Data about app and page elements
------------------------------

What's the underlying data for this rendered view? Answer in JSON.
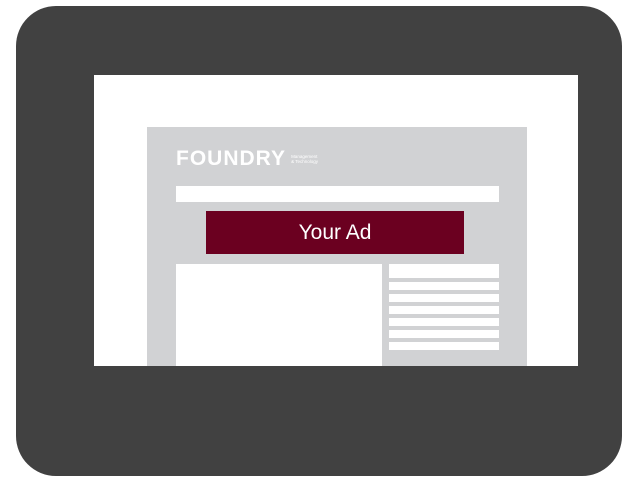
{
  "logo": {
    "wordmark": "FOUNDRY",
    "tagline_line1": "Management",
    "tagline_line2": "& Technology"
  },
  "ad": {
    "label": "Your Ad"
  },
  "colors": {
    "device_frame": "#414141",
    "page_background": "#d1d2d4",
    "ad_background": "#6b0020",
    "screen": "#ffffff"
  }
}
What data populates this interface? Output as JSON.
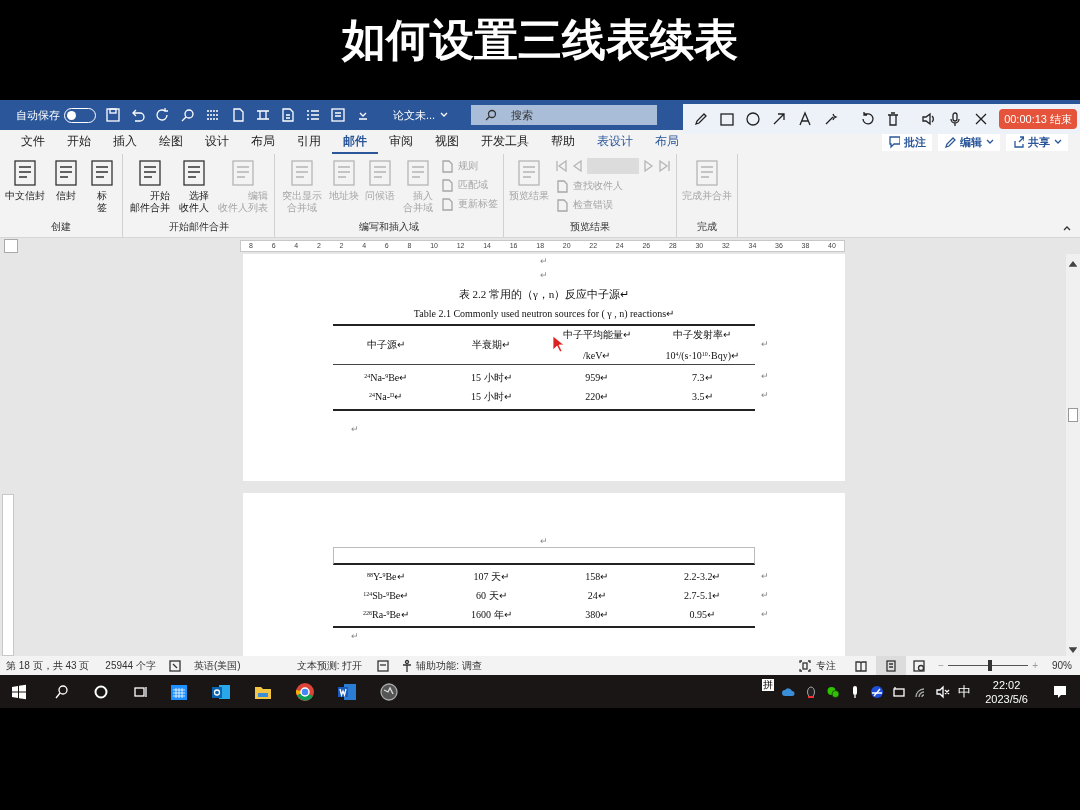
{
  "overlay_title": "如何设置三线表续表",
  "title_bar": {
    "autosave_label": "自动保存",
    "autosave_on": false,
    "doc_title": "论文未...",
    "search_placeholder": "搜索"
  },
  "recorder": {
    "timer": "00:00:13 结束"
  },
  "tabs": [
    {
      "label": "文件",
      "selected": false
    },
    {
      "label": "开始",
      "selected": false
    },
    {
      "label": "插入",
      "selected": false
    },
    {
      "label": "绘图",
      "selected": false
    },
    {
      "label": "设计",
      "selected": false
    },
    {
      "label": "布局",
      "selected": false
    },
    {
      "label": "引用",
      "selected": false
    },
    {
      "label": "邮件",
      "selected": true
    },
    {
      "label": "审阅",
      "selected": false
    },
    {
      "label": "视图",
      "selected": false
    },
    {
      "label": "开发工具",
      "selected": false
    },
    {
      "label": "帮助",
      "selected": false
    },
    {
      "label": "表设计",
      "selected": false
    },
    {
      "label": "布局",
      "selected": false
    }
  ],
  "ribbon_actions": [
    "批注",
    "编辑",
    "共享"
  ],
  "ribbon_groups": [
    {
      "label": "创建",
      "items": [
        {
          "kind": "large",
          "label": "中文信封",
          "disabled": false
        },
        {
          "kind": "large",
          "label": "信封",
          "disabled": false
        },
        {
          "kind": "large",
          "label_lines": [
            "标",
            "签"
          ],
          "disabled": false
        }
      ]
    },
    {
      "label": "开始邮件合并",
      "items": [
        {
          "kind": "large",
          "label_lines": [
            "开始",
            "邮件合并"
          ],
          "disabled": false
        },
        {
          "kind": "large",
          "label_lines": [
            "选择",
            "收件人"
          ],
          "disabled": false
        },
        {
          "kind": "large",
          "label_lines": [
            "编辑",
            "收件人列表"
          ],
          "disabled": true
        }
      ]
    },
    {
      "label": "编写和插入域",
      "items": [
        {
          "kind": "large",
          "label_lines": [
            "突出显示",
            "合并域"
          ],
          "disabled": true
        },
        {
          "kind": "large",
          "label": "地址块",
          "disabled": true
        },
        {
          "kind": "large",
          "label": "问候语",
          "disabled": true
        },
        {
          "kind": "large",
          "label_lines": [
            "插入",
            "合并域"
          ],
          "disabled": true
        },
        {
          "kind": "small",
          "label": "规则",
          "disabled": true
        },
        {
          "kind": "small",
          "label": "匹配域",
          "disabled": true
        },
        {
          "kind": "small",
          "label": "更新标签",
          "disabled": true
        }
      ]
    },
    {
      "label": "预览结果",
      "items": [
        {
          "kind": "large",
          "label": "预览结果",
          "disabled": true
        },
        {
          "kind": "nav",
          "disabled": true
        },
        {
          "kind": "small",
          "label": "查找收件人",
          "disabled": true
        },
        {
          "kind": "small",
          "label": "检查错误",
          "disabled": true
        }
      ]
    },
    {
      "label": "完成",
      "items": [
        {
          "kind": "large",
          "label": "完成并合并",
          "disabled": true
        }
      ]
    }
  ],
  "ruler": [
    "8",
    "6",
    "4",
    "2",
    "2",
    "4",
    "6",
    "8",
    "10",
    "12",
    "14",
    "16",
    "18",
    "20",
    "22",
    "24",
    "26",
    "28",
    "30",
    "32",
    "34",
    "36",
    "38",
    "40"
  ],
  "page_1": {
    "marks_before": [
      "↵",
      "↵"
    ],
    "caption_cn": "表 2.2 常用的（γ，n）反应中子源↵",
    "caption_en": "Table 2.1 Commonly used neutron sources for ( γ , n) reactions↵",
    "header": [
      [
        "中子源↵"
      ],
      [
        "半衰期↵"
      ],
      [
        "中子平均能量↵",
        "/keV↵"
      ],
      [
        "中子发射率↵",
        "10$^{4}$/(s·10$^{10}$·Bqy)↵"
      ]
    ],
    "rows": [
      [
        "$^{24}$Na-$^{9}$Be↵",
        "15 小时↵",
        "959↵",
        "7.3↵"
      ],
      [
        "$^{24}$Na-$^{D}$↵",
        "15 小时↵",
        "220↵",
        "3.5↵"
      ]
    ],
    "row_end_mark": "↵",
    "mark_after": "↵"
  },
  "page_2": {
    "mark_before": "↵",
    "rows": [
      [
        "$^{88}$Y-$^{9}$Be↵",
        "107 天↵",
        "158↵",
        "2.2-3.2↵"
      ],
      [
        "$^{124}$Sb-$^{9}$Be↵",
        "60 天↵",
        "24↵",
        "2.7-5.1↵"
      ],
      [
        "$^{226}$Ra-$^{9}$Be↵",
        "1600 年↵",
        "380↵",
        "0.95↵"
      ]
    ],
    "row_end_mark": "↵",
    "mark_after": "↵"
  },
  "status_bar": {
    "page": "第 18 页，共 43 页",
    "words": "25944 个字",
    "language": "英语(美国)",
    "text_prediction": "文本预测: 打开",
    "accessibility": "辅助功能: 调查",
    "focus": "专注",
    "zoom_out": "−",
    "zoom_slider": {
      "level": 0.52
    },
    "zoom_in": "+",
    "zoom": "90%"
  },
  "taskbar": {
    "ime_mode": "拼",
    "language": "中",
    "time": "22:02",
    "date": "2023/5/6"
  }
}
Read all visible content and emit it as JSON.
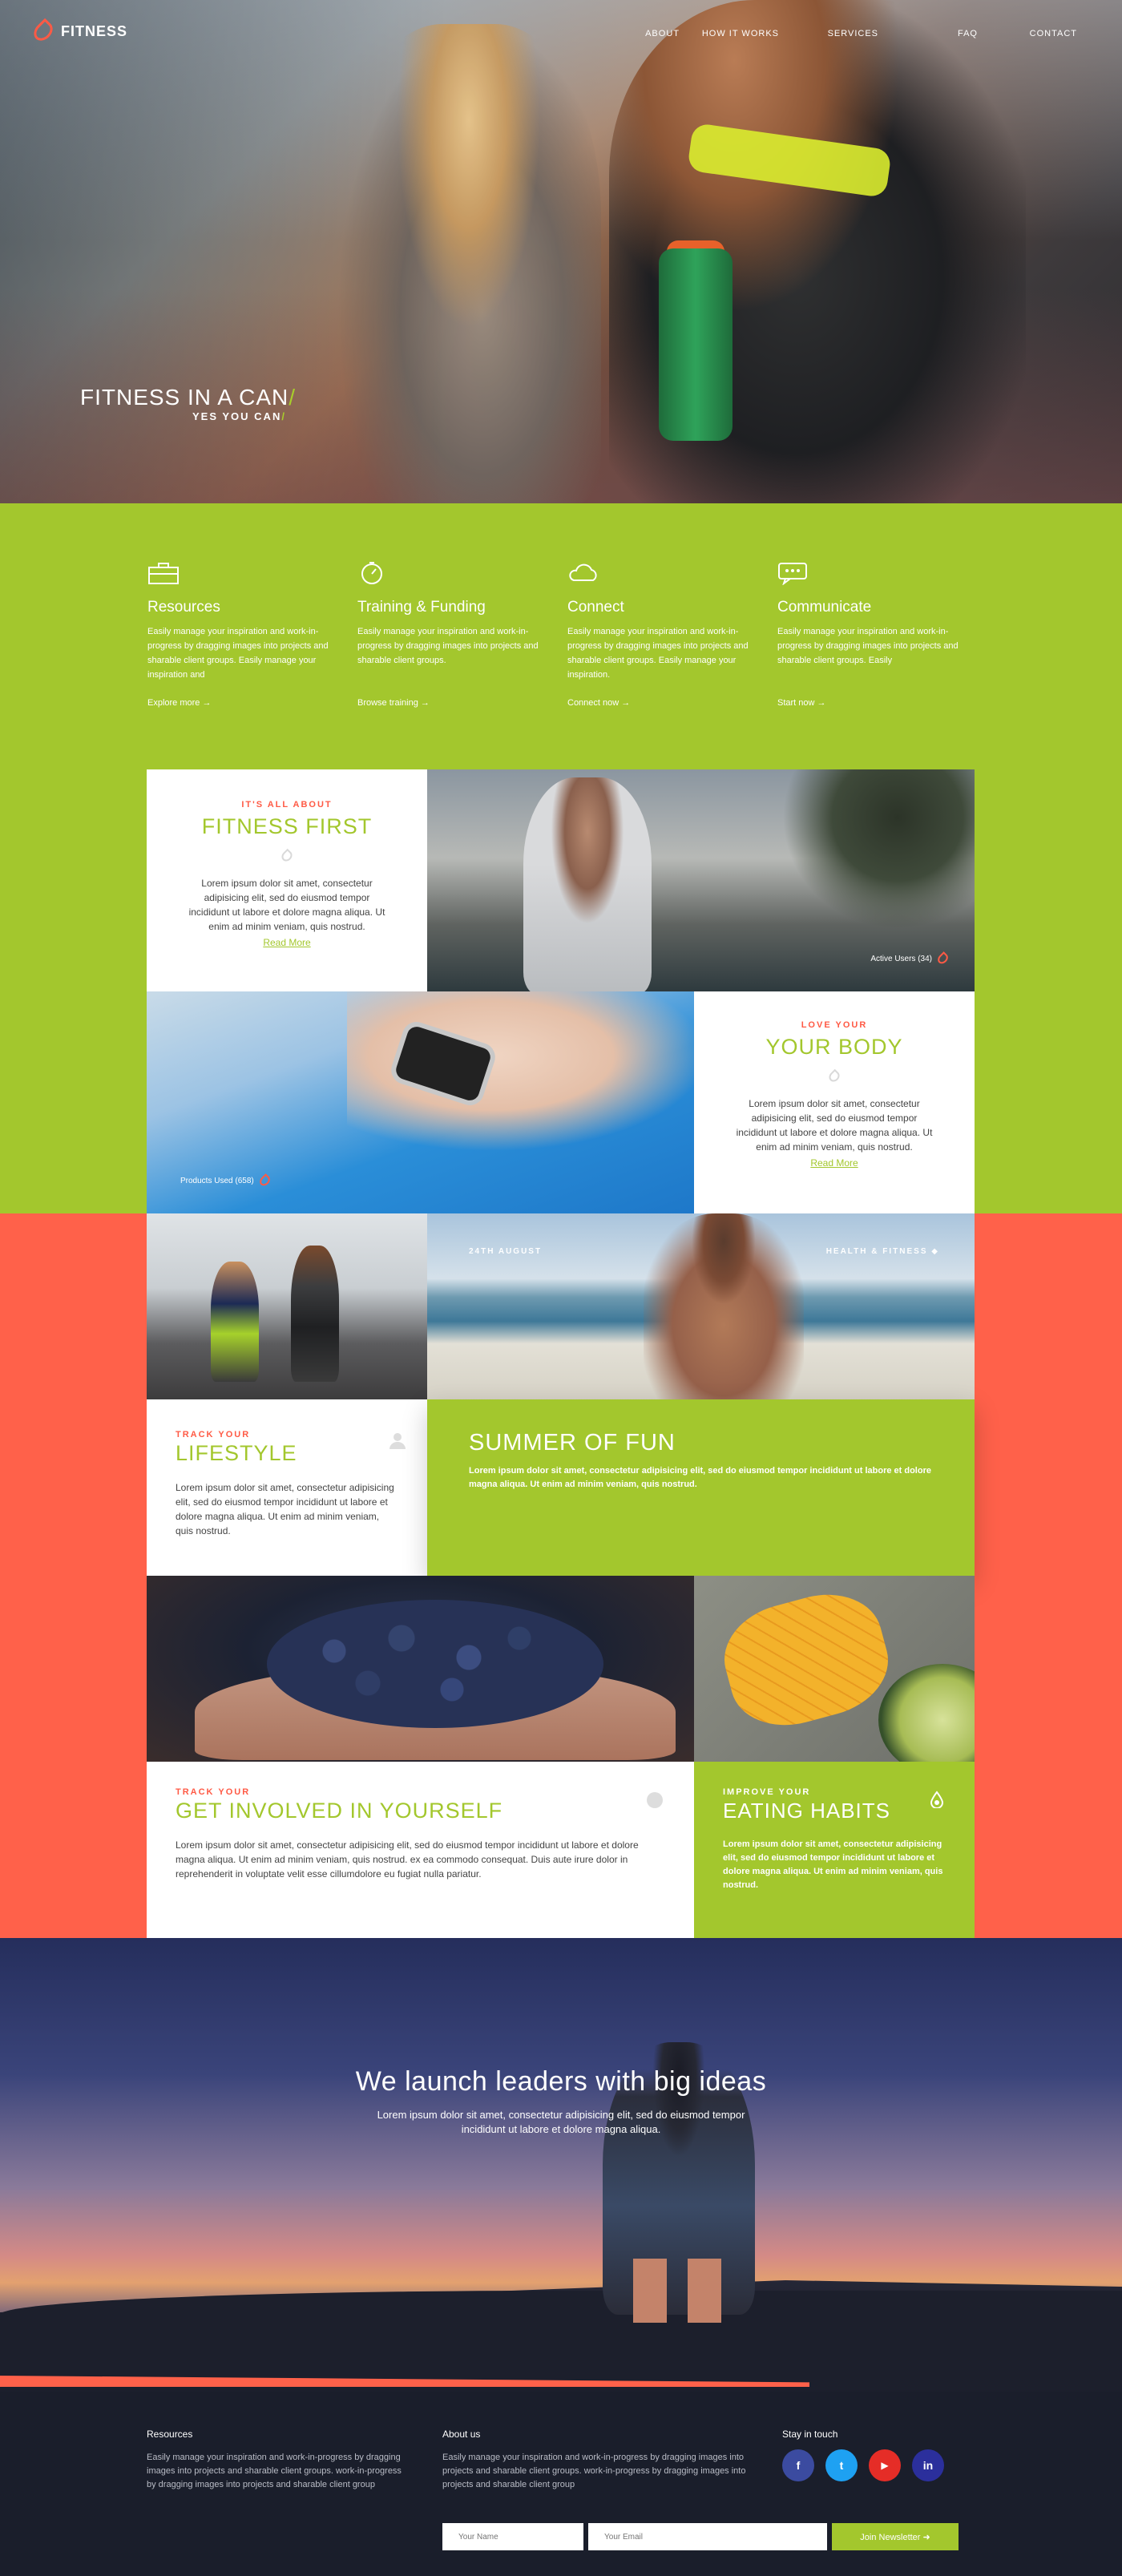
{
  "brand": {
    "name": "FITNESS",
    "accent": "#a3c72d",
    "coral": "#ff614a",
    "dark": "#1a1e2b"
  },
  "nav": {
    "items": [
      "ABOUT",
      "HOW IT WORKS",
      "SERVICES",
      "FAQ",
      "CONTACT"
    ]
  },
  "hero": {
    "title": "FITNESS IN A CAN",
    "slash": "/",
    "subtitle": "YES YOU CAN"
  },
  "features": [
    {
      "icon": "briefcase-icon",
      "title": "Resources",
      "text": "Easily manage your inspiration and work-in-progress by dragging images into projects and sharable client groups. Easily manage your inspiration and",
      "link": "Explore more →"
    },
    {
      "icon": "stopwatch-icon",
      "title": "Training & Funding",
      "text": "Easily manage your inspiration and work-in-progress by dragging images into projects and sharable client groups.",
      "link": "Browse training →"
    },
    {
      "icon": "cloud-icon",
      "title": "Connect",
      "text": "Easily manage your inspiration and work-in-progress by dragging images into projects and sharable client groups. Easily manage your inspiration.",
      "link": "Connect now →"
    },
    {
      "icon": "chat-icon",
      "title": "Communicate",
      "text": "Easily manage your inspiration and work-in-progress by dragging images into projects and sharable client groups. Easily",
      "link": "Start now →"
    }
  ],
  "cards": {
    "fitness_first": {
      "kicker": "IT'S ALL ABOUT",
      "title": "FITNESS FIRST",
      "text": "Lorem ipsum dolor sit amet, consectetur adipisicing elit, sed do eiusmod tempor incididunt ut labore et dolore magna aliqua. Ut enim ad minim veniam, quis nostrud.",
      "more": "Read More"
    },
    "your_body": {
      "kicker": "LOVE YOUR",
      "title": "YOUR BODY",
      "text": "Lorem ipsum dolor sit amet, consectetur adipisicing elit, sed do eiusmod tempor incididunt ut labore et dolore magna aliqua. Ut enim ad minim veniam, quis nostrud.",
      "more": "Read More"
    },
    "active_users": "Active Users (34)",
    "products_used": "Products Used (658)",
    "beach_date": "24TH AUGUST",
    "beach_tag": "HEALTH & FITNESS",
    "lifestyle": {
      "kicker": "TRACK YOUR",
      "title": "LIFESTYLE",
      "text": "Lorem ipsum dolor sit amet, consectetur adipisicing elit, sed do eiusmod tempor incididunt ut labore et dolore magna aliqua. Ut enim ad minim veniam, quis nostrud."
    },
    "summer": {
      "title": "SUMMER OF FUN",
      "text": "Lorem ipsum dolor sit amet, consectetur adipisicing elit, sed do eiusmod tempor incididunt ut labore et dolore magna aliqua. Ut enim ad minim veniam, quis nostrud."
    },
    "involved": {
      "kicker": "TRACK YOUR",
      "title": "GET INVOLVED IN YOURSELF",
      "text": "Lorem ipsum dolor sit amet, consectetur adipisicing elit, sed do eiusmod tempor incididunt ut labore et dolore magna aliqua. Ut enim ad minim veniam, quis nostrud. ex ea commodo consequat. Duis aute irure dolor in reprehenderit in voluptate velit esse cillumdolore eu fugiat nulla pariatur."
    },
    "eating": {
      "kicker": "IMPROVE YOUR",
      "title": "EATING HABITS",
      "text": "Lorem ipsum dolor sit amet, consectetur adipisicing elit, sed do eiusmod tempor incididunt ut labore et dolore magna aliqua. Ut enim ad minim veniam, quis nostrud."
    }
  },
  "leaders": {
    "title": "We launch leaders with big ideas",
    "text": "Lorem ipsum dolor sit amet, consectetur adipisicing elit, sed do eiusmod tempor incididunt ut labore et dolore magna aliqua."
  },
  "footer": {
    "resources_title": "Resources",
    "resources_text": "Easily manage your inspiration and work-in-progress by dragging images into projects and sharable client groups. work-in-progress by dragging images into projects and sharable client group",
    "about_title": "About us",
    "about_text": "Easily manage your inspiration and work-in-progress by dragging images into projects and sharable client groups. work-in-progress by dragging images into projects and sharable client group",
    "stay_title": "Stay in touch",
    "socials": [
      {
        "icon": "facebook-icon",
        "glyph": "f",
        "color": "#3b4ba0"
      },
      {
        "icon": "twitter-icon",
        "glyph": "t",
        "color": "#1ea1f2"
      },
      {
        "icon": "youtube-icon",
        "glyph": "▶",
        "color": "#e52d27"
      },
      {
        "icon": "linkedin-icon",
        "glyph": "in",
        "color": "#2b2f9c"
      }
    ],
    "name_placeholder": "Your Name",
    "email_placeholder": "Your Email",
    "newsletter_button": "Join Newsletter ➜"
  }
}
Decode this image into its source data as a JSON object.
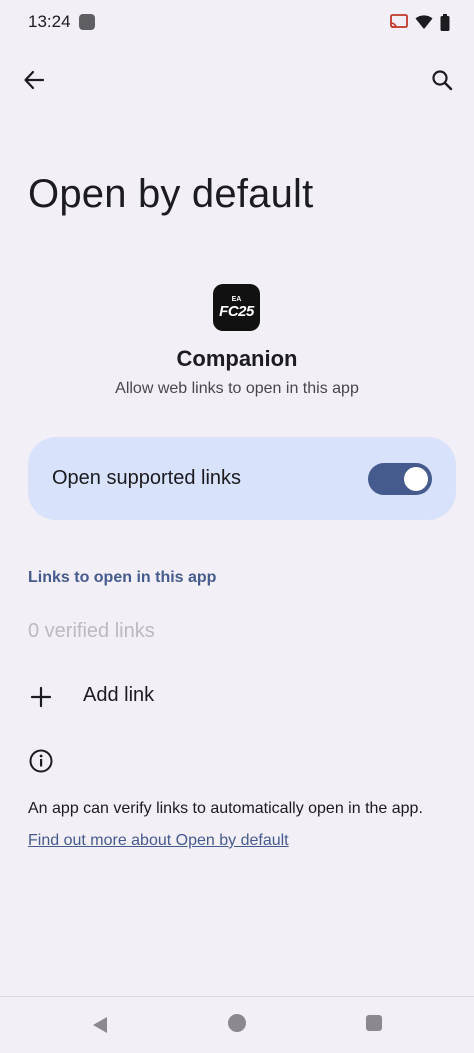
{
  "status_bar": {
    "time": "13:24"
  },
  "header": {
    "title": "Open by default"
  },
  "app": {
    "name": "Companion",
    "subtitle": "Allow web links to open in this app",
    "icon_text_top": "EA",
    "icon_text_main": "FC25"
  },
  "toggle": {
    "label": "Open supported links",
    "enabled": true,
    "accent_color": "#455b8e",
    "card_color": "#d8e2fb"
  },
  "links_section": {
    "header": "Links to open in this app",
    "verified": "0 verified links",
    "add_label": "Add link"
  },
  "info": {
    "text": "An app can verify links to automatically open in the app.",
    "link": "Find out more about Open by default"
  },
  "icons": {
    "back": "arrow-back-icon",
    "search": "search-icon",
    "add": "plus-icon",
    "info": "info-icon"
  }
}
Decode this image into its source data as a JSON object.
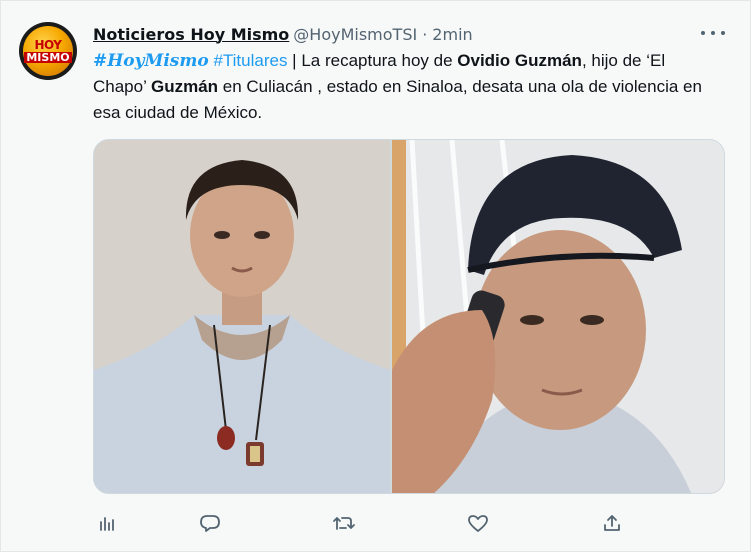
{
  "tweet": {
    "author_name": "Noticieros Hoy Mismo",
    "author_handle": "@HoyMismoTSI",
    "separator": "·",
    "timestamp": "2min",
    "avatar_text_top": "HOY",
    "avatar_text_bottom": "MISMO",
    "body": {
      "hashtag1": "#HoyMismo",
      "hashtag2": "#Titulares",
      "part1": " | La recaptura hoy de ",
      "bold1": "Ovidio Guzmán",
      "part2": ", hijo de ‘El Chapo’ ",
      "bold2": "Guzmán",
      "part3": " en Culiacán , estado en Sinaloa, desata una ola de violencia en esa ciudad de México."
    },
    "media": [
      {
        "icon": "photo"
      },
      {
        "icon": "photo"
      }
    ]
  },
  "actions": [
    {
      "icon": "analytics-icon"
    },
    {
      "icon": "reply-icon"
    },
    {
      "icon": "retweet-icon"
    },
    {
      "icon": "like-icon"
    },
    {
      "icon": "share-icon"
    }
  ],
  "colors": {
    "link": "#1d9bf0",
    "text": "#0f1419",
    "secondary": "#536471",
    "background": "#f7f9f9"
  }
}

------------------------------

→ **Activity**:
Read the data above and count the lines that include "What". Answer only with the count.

→ **Response to this exercise**:
2